MILE HIGH Farmers
Statement of Solidarity
Mile High Farmers stands in solidarity with the movement for Black lives and against the brutality of Black, Indigenous, Latinx and Trans bodies by the police. We stand with protestors exercising their constitutional right to assemble, speak freely and petition their government for redress of systematic insecurity and injustice. We stand against any form of rhetorical or physical violence being perpetrated against them.
Within the food system millions of people daily navigate an apartheid system marked by racial injustice creating food insecurity for many vulnerable populations.
Our current system has been built on the backs of stolen labor from Africa and land stolen from indigenous peoples across the Americas.
This system today relies on often exploited immigrants for its agricultural labor. According to Farmworker Justice as many as 70% of farm laborers are immigrants who labor within a system that designates them “illegal but essential laborers”.
This system is coming increasingly to rely on prison labor, which is 40% Black and 19% Latinx, to fill 30,000 jobs in agriculture and related food systems industries while making about a dollar a day.
These complex histories and current experiences are traumatic.
As producers we are committed to regenerative practices on the land and in our communities. We are committed to equity in access to food and to creating a more equitable food system for those who have been marginalized within the current system.We are committed to working across boundaries and barriers to be agents of positive change in the food system itself. Many of us are ourselves from those same groups experiencing marginalization in other areas of the system, and we recognize that the work of BIPOC people in agriculture is itself radical.
We believe in our capacity to leverage this moment of profound systemic change to bring profound changes in our food system. As small and medium sized growers we recognize that we exist within communities. We don’t dominate them and view our relationships in community as assets.

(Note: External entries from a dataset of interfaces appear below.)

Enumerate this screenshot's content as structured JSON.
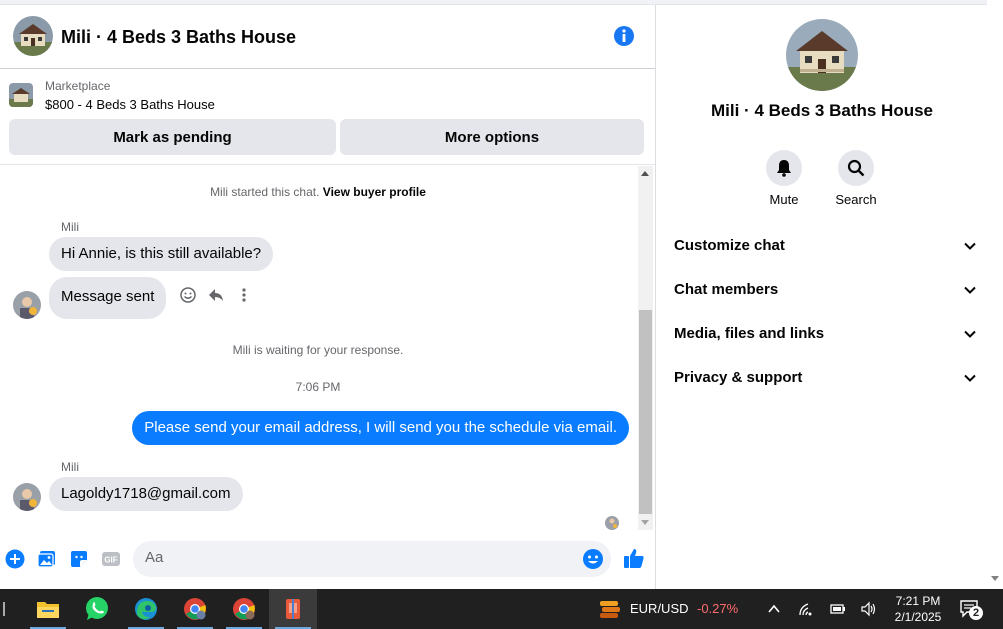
{
  "colors": {
    "accent": "#0a7cff",
    "info_blue": "#1877f2",
    "bubble_in": "#e4e6eb",
    "taskbar": "#202020",
    "negative": "#ff6b6b"
  },
  "header": {
    "title": "Mili · 4 Beds 3 Baths House",
    "info_icon": "info-icon"
  },
  "marketplace": {
    "label": "Marketplace",
    "listing": "$800 - 4 Beds 3 Baths House",
    "mark_pending": "Mark as pending",
    "more_options": "More options"
  },
  "messages": {
    "start_prefix": "Mili started this chat.",
    "view_buyer_profile": "View buyer profile",
    "sender_1": "Mili",
    "msg_1": "Hi Annie, is this still available?",
    "msg_2": "Message sent",
    "waiting": "Mili is waiting for your response.",
    "time": "7:06 PM",
    "msg_out": "Please send your email address, I will send you the schedule via email.",
    "sender_2": "Mili",
    "msg_3": "Lagoldy1718@gmail.com"
  },
  "composer": {
    "placeholder": "Aa"
  },
  "panel": {
    "title": "Mili · 4 Beds 3 Baths House",
    "mute": "Mute",
    "search": "Search",
    "sections": [
      "Customize chat",
      "Chat members",
      "Media, files and links",
      "Privacy & support"
    ]
  },
  "taskbar": {
    "apps": [
      "file-explorer",
      "whatsapp",
      "edge",
      "chrome",
      "chrome-profile",
      "active-app"
    ],
    "ticker": "EUR/USD",
    "ticker_change": "-0.27%",
    "time": "7:21 PM",
    "date": "2/1/2025",
    "notifications": "2"
  }
}
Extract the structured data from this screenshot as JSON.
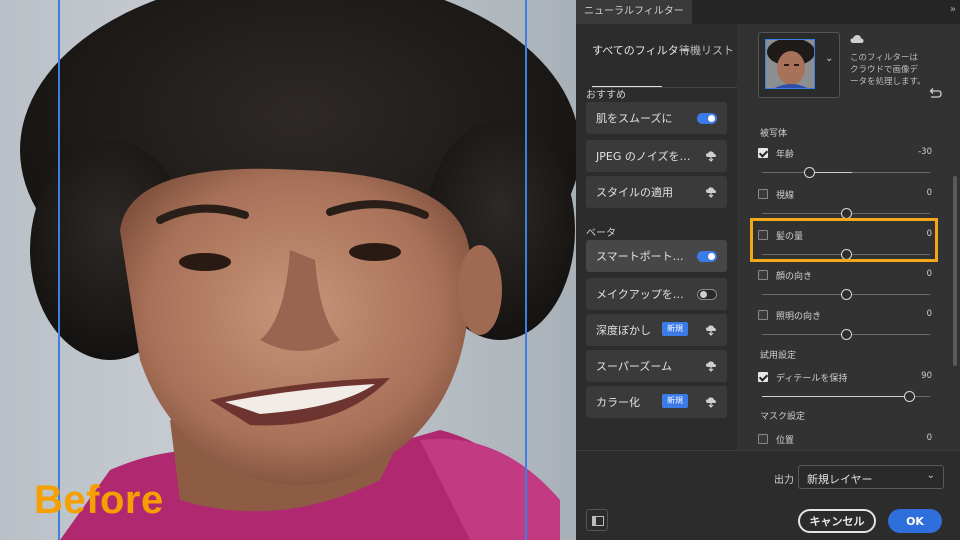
{
  "photo": {
    "before_label": "Before"
  },
  "panel": {
    "tab_title": "ニューラルフィルター",
    "collapse": "»",
    "tabs": {
      "all": "すべてのフィルター",
      "waitlist": "待機リスト"
    },
    "sections": {
      "featured": "おすすめ",
      "beta": "ベータ"
    },
    "featured_filters": [
      {
        "name": "肌をスムーズに",
        "state": "on"
      },
      {
        "name": "JPEG のノイズを…",
        "state": "cloud"
      },
      {
        "name": "スタイルの適用",
        "state": "cloud"
      }
    ],
    "beta_filters": [
      {
        "name": "スマートポート…",
        "state": "on"
      },
      {
        "name": "メイクアップを…",
        "state": "off"
      },
      {
        "name": "深度ぼかし",
        "badge": "新規",
        "state": "cloud"
      },
      {
        "name": "スーパーズーム",
        "state": "cloud"
      },
      {
        "name": "カラー化",
        "badge": "新規",
        "state": "cloud"
      }
    ],
    "cloud_message": "このフィルターはクラウドで画像データを処理します。",
    "groups": {
      "subject": "被写体",
      "trial": "試用設定",
      "mask": "マスク設定"
    },
    "params": [
      {
        "label": "年齢",
        "value": "-30",
        "checked": true,
        "level": 0.3
      },
      {
        "label": "視線",
        "value": "0",
        "checked": false,
        "level": 0.5
      },
      {
        "label": "髪の量",
        "value": "0",
        "checked": false,
        "level": 0.5
      },
      {
        "label": "顔の向き",
        "value": "0",
        "checked": false,
        "level": 0.5
      },
      {
        "label": "照明の向き",
        "value": "0",
        "checked": false,
        "level": 0.5
      },
      {
        "label": "ディテールを保持",
        "value": "90",
        "checked": true,
        "level": 0.9
      },
      {
        "label": "位置",
        "value": "0",
        "checked": false
      }
    ],
    "output_label": "出力",
    "output_value": "新規レイヤー",
    "cancel": "キャンセル",
    "ok": "OK"
  },
  "colors": {
    "accent": "#3b7be8",
    "highlight": "#f3a81b",
    "before_text": "#f5a000"
  }
}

We recognize that we have critical work to do to advocate and fight for an equitable food system. A more equitable system would take into account the land theft from Blacks and Indigenous groups that consolidated agricultural land into white hands. A more equitable food system would recognize and adequately value the labor of women and immigrants. It would end the practice of using incarcerated individuals as agricultural workers. This system would respect and value the food those hands produce. A more equitable system would expand access to land and capital to farmers who have historically been denied. A more equitable food system would invigorate urban and rural communities who confront poverty and the stark choice of paying for food versus rent.
Finally an equitable food system benefits farmers and communities. We know that the land has the ability to heal trauma. Thus, many of our members embed education in their programming, regularly invite the participation of volunteers and community members, and use community input and knowledge to guide their farm principles.
Mile High Farmers is committed to being a part of the creation of an equitable food system. We honor the ancestral knowledge and contemporary expertise of BIPOC people. We honor the long struggle of movement building and the use of food as a tool for radical liberation throughout history. We look to the leadership of BIPOC people in building a food system where everyone is able to thrive and one that affirms that Black Lives Matter.
Mile High Farmers
SUPPORt OUR STATEMENt of Solidariy
I / We are in support of the Mile High Farmers Solidarity Statement.
Mile High Farmers supports and will advocate for farm and food policy that advances the liberation of all farmers and BiPOC producers in particular. Click below to read full listing.
Larimer County Farmers Alliance
Flatirons Young Farmers Coalition
BronzeVille: Black and Brown Growers Collective
National Young Farmers Coalition, Erin Foster West
Denver Sustainable Food Policy Council, Kristin Lacy
Naropa University, Ramon Parish
Farm-to-Prison, Jasmine Krapf
LiveWell Colorado, Terri Livermore
Denver Urban Gardens, Hannah Buchenau and Judy Elliot
Frontline Farming: Salvador Gonzalez and Óscar J Vital
Wadada Arts Foundation Farm, JaSon Auguste
Village Exchange Center, Kassandra Neiss
Big Green, Kelsey Gray
Bountiful by Design, John Michael Harrigan
Well Fed Farmstead, Ryan Ericson
GoFarm Coop, Katie Huszcza
Free Range Flowers, Celeste Monke
Emerald Gardens, Roberto Meza
Backyard Farm LLC, Leandr
Baling Twine Recycling, Laura Tyler
Native Hill Farm, Lasha Guillen
Chinok Fund, Crystal Middlestadt
National Farm to School Network, Helen Dombalis
Sprout City Farms, Meg Caley
Ekar Farms, Sue Salinger
Jesus Salvador Gonzalez Meza